Below are examples of schools we have been involved with:

Grant HS 1    

 Grant HS 2

Grant Union High School – John Day, Oregon

The main Glulam Beams in this gymnasium span 110’ and are nearly 6-feet in depth. They had developed “splits” over the years from insufficient bearing. WWS installed fully threaded lag bolts in the beams to repair the splits and to restore the shear capacity. WWS also post tensioned the beams to increase their carrying capacity to meet current code requirements. Finally, horizontal “wind trusses” were installed in the end bays.

Tillamook High School – Tillamook, Oregon

WWS repaired the 100-foot long Bowstring Trusses in this gymnasium by removing and replacing broken members. The trusses were brought up to current code requirements by 1) adding a post tensioning system to the lower chords; 2) by stiffening web members; and 3) by installing clamping mechanisms to fully support all unsupported top chord soffit cuts at the truss bearings.

   

Baker High School – Baker City, Oregon

WWS installed a post tensioning system to the lower chords of these trusses to increase their carrying capacity.

Gold Beach High School – Gold Beach, Oregon

The 92-foot long Bowstring Trusses were brought up to current code by adding stiffeners to the top chords and by installing a post tensioning system to the lower chords.

Lewis & Clark College Walking Bridge

Lewis & Clark College is a small college located in SW Portland, Oregon. The college began working with Minarik Architecture, Inc. in 2017 to replace an aging 6-span bridge that connected the Howard Hall area on the south side of the campus to the Reflecting Pool and Rose Garden scenic […] Read more »

A Year in Review…

Nearly three years have passed since my last blog posting. The truth is we’ve been swamped here at Western Wood Structures but I’m not too busy to make mention of three WWS projects that won awards in 2018. Western Wood Structures recently completed construction of a Glulam building in Portland, Oregon, […] Read more »

Brentwood Country Club

Located in a residential area of west Los Angeles and just minutes from the Pacific Ocean, the Brentwood Country Club is home to a challenging 18-hole golf course. When the course superintendent determined that new bridges were needed to cross some ravines, their architect contacted Western Wood Structures.  WWS presented […] Read more »

George Fox University Bridge
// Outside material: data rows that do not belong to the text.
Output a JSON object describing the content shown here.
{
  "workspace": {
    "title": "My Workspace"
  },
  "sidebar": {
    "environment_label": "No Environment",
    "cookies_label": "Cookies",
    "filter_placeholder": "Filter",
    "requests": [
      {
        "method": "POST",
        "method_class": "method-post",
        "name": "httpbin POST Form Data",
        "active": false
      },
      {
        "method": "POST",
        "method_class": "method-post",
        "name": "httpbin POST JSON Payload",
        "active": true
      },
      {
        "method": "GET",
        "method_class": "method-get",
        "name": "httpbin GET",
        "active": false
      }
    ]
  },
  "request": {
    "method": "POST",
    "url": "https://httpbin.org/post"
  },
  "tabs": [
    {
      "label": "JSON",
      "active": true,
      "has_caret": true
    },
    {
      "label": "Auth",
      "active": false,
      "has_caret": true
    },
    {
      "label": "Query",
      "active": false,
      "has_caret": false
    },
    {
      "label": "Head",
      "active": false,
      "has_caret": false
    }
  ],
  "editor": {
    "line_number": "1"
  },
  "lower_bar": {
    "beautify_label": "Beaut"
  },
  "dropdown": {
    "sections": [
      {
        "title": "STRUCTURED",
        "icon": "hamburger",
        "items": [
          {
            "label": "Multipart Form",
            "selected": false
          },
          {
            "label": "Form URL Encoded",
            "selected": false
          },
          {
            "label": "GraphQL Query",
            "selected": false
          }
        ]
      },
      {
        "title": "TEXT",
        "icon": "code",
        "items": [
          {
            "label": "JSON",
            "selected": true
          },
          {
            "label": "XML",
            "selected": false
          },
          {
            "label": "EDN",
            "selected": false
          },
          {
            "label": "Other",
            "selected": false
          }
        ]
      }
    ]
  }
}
Located within a 15 minute drive of our facility, George Fox University is one of the top ranked Christian universities in the country. Their outstanding reputation for academics and athletic success is well known in this area. The result is record growth and an enrollment that is approaching 4,000 students. […] Read more »

Hamlin Farms
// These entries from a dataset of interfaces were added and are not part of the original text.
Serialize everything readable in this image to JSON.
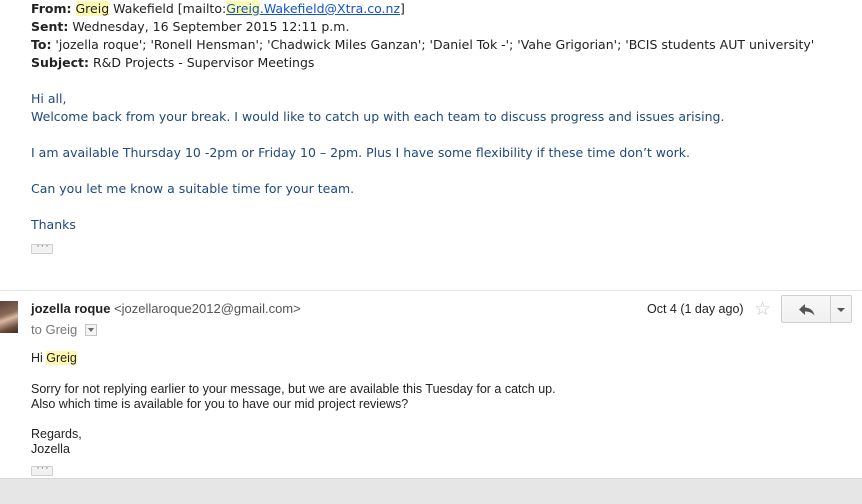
{
  "quoted_header": {
    "from_label": "From:",
    "from_first": "Greig",
    "from_last": " Wakefield [mailto:",
    "from_link_hl": "Greig",
    "from_link_rest": ".Wakefield@Xtra.co.nz",
    "from_close": "]",
    "sent_label": "Sent:",
    "sent_value": " Wednesday, 16 September 2015 12:11 p.m.",
    "to_label": "To:",
    "to_value": " 'jozella roque'; 'Ronell Hensman'; 'Chadwick Miles Ganzan'; 'Daniel Tok -'; 'Vahe Grigorian'; 'BCIS students AUT university'",
    "subject_label": "Subject:",
    "subject_value": " R&D Projects - Supervisor Meetings"
  },
  "quoted_body": {
    "line1": "Hi all,",
    "line2": "Welcome back from your break. I would like to catch up with each team to discuss progress and issues arising.",
    "line3": "I am available Thursday 10 -2pm or Friday 10 – 2pm. Plus I have some flexibility if these time don’t work.",
    "line4": "Can you let me know a suitable time for your team.",
    "line5": "Thanks"
  },
  "message": {
    "sender_name": "jozella roque",
    "sender_email": " <jozellaroque2012@gmail.com>",
    "to_text": "to Greig",
    "date": "Oct 4 (1 day ago)",
    "star_glyph": "☆",
    "greeting_hi": "Hi ",
    "greeting_name": "Greig",
    "body_line1": "Sorry for not replying earlier to your message, but we are available this Tuesday for a catch up.",
    "body_line2": "Also which time is available for you to have our mid project reviews?",
    "signoff": "Regards,",
    "signature": "Jozella",
    "ellipsis": "···"
  },
  "colors": {
    "quoted_body_text": "#1f497d",
    "highlight": "#fff9b0",
    "link": "#1155cc"
  }
}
              When the owners of this century old farm in Corvallis, Oregon, decided they needed a shady place to relax after long days harvesting crops, they called the experts at Western Wood Structures. The result was this handsome Glulam patio cover that rises above […] Read more »

Backyard Patio Cover

When the owners of this residence in Tualatin, Oregon decided to remodel their home, their contractor turned to the experts at Western Wood Structures for assistance with the roof system above their backyard patio. The result was this handsome structure which features Glulam trusses with curved top chords.     […] Read more »

Fort Belvoir Suspension Bridge

Accotink Wildlife Refuge is a 1,200 acre property located on the grounds of Fort Belvoir in Fairfax County, Virginia. Fort Belvoir was originally opened during WWI and is the largest employer in Fairfax County with more employees than even the Pentagon. Over the years it has served as headquarters for […] Read more »

Peaked and Cambered Glulams

Building designers are offered creative ways in which to utilize Glulam in the construction of their buildings. Glulams have been popular over the years because of their versatility in timber construction and because of their aesthetic appeal. The use of Peaked and Cambered Glulams (also known as Pitched and Tapered) […] Read more »